Without cracking it, you can do a simple test by putting the egg in a bowl of water:
If it sinks, it is fresh.
If it stands upright, it is a few days old.
If it floats, it is rotten.
You should store the eggs broad end up pointy end down, in a cool place. It is not necessary to keep them in the fridge except in very hot weather. Stored like this they should keep for up to three weeks. If in any doubt just do the test described above.
Normally, a chicken lays the same shaped egg each time, varying only in size as the bird gets older. The shape is determined by a number of factors, from the amount of white produced to the chicken's internal muscles.
However, sometimes dark forces are at work and a chicken lays eggs that are so fantastic that even Omlet can't tell you where they come from. Unlike the rest, we are not afraid to show you these eggs and although they are different they are just as good. Remember, as it was for Mozart it is for eggs - a fine line between madness and genius.

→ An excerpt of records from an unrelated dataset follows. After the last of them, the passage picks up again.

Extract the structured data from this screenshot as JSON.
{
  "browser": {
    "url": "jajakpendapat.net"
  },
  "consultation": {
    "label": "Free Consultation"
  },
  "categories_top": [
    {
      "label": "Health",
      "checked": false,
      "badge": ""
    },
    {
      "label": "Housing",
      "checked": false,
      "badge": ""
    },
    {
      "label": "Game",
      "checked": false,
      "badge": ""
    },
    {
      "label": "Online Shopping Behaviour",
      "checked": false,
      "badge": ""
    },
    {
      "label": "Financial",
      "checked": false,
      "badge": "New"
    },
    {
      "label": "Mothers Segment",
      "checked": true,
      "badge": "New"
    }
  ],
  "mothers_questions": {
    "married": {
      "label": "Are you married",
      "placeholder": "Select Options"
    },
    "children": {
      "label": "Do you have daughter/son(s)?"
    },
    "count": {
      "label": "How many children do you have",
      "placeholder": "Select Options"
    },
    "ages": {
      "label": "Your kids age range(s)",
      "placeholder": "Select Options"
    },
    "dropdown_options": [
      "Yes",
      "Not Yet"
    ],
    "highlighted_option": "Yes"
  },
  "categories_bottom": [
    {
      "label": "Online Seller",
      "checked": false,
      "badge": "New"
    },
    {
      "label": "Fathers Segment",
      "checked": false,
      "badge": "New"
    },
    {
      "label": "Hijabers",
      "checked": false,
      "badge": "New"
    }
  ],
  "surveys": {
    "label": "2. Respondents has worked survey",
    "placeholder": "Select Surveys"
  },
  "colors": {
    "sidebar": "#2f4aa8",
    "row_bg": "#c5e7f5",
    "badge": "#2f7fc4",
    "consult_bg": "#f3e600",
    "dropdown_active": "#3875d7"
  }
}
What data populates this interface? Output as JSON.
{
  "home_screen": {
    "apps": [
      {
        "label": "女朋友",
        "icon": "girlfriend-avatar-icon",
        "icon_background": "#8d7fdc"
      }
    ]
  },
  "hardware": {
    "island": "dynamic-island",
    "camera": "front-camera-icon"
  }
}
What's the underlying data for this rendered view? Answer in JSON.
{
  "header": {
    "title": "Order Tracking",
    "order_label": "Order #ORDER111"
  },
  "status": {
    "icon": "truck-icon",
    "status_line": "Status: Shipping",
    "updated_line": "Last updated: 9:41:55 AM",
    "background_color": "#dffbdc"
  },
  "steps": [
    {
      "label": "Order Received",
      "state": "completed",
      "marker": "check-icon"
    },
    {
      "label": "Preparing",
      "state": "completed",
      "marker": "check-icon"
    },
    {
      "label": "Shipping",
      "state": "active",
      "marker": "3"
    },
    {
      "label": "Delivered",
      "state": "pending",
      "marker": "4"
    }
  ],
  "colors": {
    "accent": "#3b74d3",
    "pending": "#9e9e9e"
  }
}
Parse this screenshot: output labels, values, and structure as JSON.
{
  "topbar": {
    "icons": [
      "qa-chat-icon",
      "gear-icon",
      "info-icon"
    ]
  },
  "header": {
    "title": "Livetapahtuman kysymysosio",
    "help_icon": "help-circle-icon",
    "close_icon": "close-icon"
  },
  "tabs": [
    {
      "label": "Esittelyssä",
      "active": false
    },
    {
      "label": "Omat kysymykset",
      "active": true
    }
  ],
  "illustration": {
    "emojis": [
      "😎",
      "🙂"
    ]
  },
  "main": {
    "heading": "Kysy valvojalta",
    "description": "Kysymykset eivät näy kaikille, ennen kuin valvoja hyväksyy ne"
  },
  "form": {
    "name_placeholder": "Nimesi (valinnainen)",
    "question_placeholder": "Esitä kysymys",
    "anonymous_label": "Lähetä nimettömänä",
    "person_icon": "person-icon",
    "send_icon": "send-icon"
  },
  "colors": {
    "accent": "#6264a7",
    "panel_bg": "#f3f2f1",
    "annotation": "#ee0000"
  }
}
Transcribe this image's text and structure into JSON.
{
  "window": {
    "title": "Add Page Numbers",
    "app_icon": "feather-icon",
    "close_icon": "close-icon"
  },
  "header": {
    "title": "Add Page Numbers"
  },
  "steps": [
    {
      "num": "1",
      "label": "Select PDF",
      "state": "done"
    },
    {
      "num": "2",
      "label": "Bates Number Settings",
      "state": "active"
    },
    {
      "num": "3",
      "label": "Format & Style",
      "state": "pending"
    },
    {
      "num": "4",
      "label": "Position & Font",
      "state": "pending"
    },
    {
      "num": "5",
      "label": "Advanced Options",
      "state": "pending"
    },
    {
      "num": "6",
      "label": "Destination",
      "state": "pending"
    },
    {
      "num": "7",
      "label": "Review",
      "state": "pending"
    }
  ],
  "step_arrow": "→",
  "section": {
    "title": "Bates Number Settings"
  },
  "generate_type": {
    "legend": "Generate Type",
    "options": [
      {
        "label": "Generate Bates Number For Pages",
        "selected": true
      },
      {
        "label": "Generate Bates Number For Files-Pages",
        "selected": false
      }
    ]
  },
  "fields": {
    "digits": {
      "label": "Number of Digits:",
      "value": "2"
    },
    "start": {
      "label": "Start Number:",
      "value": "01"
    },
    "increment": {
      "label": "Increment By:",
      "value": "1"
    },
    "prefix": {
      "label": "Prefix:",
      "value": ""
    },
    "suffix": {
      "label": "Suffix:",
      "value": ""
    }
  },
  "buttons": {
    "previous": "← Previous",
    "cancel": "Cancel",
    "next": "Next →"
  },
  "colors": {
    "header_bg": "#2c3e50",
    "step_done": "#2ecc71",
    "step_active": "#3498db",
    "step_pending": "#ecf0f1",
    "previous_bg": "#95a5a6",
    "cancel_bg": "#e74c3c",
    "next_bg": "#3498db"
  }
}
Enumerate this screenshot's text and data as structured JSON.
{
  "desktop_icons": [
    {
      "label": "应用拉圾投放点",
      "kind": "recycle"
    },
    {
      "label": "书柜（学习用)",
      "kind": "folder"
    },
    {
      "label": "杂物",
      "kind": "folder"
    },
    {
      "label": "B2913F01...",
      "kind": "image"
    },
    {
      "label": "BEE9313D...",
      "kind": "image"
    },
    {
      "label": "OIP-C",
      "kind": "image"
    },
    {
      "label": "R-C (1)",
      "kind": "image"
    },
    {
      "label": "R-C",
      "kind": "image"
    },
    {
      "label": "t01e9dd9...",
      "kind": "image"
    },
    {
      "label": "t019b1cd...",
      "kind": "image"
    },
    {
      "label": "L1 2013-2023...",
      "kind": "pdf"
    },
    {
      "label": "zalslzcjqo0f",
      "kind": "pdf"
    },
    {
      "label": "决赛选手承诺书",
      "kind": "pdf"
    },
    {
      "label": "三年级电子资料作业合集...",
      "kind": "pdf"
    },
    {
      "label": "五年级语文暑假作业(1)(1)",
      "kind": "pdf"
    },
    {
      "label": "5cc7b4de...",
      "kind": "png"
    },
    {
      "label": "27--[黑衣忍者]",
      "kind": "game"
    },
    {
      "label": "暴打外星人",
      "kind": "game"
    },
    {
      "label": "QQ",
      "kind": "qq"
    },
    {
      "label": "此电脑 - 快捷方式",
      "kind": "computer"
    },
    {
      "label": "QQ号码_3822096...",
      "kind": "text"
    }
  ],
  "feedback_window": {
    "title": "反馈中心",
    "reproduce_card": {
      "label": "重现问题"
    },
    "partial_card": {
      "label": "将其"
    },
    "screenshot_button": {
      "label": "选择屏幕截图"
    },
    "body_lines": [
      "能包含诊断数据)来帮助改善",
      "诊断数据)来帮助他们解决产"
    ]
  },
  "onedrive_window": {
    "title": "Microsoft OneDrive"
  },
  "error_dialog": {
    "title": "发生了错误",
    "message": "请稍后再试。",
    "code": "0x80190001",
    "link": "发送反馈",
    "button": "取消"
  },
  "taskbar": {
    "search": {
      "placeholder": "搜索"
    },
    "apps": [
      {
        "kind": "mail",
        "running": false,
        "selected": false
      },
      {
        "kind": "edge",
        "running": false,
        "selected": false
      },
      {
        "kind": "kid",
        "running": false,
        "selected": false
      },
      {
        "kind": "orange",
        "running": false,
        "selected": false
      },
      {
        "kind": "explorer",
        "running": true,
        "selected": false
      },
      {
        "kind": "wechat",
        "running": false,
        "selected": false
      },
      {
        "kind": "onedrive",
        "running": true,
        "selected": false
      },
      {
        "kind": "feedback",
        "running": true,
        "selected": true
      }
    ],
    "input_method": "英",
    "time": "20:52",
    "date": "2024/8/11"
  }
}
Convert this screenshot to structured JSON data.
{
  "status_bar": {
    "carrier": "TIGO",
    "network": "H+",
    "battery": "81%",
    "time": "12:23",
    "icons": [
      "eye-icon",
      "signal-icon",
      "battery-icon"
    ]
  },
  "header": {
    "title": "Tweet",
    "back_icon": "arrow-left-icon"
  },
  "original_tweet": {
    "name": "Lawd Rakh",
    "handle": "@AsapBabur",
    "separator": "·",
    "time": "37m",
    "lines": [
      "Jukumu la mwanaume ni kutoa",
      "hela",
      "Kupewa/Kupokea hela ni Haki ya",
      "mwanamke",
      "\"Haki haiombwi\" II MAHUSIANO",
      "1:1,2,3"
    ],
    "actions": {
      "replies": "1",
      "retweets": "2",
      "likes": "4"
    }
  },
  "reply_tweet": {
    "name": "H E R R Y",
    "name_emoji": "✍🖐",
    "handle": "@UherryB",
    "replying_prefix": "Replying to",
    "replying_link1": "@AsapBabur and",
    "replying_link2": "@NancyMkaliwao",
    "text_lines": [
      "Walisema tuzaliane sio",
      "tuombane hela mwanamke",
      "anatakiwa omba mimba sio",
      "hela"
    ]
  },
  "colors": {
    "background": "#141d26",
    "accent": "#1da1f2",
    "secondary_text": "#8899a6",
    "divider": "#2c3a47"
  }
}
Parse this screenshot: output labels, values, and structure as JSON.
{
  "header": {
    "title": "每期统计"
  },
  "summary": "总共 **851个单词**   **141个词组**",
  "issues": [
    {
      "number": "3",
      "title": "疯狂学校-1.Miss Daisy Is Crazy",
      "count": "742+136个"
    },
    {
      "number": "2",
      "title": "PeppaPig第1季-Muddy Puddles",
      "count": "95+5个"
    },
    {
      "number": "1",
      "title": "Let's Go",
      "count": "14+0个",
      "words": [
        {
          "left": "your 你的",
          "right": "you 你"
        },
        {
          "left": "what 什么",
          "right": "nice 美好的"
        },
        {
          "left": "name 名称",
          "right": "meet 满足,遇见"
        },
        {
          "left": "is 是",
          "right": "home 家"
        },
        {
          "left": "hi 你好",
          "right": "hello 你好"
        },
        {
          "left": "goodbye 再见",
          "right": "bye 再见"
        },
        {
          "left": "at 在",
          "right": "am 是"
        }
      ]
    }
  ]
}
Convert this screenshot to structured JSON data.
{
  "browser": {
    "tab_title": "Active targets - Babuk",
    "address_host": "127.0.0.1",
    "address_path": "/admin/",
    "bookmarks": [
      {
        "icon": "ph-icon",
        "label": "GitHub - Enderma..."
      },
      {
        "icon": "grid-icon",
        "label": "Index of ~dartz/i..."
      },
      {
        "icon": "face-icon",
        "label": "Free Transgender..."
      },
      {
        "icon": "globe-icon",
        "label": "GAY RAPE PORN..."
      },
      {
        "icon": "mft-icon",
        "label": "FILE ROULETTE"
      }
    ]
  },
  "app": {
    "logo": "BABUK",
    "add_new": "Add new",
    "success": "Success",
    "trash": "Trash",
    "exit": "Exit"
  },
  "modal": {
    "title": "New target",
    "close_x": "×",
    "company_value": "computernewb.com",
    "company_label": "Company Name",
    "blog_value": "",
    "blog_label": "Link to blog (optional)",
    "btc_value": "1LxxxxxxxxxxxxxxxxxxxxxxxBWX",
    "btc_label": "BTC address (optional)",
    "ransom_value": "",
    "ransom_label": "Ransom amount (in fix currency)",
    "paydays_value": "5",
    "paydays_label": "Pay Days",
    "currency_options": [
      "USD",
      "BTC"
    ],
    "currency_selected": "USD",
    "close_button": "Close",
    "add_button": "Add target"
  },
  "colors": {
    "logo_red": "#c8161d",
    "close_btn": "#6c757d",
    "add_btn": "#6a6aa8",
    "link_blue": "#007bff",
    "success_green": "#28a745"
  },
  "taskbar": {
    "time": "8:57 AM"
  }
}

If you carefully note which chicken is laying an egg and study the shape carefully, you will grow to recognise which of your chickens layed which egg.
Blood Spot: This is an egg with a small amount of blood in it. They may look worrying but are still edible! The spots are caused by the breakage of a blood vessel in the ovary, possibly caused by a fright to the chicken.
Watery whites: You may notice if you fry your eggs that the white is more watery than you expected. This increases as the bird gets older, but can be affected by hot weather, so in hot weather make sure that you collect your eggs regularly for firm whites!
Pullets need to be close to point o f lay before they even think about laying an egg! Point of lay for commercial hybrids like brown shavers or hyline browns is around 22 weeks of age (later in winter and earlier in summer). How long this takes depends on the time of year and the individual chicken. Heritage breeds take longer to mature and longer to come into the lay.
Once they are laying though, they may not always produce eggs like clockwork, the reasons could be:
When your chickens moult their egg production will drop and most likely stop.
If your birds have had a fright this can result in no eggs for a while.
Moving birds to a new home or new house can cause a drop in production.
Egg production is the first thing affected by dehydration. Make sure your birds have plentiful clean water.
Mites in the hen house sucking the blood of your birds and making them anemic.
If you are letting your chickens roam about in the garden they may have made a nest under a bush or in a corner somewhere. Follow your chicken discreetly to find the nest, sneaky but necessary!
The age old riddle of 'which came first, the chicken or the egg' is believed to have been cracked by a team of scientists in 2010. The eggsperts believe the answer is the chicken. The researchers found that for an egg to be made it must have developed in the ovaries of a chicken which means there had to be a chicken before an egg. So that's that one solved!
Now here's the technical bit: A specific protein in the ovaries of chickens, called ovocledidin-17, is responsible for converting calcium carbonate into calcite crystals. These calcite crystals make up the shell of the egg and allow the egg to be laid.
For more info on the humble egg click here.
Chickens really are the simplest and most rewarding animals to rear, but to reassure you, here are 7 reasons why you should keep chickens.